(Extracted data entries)
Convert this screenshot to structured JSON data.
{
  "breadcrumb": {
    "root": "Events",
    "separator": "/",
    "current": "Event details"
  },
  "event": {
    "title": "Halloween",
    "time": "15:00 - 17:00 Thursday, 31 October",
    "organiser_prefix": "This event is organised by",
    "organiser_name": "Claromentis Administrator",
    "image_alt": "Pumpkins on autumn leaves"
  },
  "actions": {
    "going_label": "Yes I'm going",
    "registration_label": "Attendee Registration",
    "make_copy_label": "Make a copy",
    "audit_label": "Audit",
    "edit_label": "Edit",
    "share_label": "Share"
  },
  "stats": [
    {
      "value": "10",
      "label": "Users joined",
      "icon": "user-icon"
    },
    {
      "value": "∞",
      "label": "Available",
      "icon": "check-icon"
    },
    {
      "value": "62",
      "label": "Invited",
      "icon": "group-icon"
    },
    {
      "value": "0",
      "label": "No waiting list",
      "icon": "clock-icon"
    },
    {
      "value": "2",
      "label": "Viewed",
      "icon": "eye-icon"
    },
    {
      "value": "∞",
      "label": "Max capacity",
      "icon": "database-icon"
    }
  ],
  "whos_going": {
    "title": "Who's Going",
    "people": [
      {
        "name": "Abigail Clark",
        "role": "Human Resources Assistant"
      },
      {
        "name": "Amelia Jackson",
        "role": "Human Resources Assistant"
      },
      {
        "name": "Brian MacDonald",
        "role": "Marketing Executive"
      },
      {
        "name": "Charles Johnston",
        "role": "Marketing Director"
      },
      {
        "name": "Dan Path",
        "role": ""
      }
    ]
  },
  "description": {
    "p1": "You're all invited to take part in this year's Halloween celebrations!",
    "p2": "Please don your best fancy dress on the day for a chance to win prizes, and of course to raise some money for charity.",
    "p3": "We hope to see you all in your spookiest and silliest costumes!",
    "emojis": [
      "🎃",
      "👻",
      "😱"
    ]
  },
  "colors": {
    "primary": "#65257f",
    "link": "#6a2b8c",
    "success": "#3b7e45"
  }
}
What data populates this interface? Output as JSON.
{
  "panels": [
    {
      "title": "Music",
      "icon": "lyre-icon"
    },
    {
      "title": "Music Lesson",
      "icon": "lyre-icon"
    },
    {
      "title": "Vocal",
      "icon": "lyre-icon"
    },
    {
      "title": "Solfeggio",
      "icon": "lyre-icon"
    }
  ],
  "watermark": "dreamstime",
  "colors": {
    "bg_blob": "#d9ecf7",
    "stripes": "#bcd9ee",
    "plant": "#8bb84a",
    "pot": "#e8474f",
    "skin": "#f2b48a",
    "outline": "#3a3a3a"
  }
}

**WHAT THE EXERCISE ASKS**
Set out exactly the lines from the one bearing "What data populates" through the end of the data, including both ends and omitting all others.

**RESPONSE AREA**
What data populates this interface? Output as JSON.
{
  "panels": [
    {
      "title": "Music",
      "icon": "lyre-icon"
    },
    {
      "title": "Music Lesson",
      "icon": "lyre-icon"
    },
    {
      "title": "Vocal",
      "icon": "lyre-icon"
    },
    {
      "title": "Solfeggio",
      "icon": "lyre-icon"
    }
  ],
  "watermark": "dreamstime",
  "colors": {
    "bg_blob": "#d9ecf7",
    "stripes": "#bcd9ee",
    "plant": "#8bb84a",
    "pot": "#e8474f",
    "skin": "#f2b48a",
    "outline": "#3a3a3a"
  }
}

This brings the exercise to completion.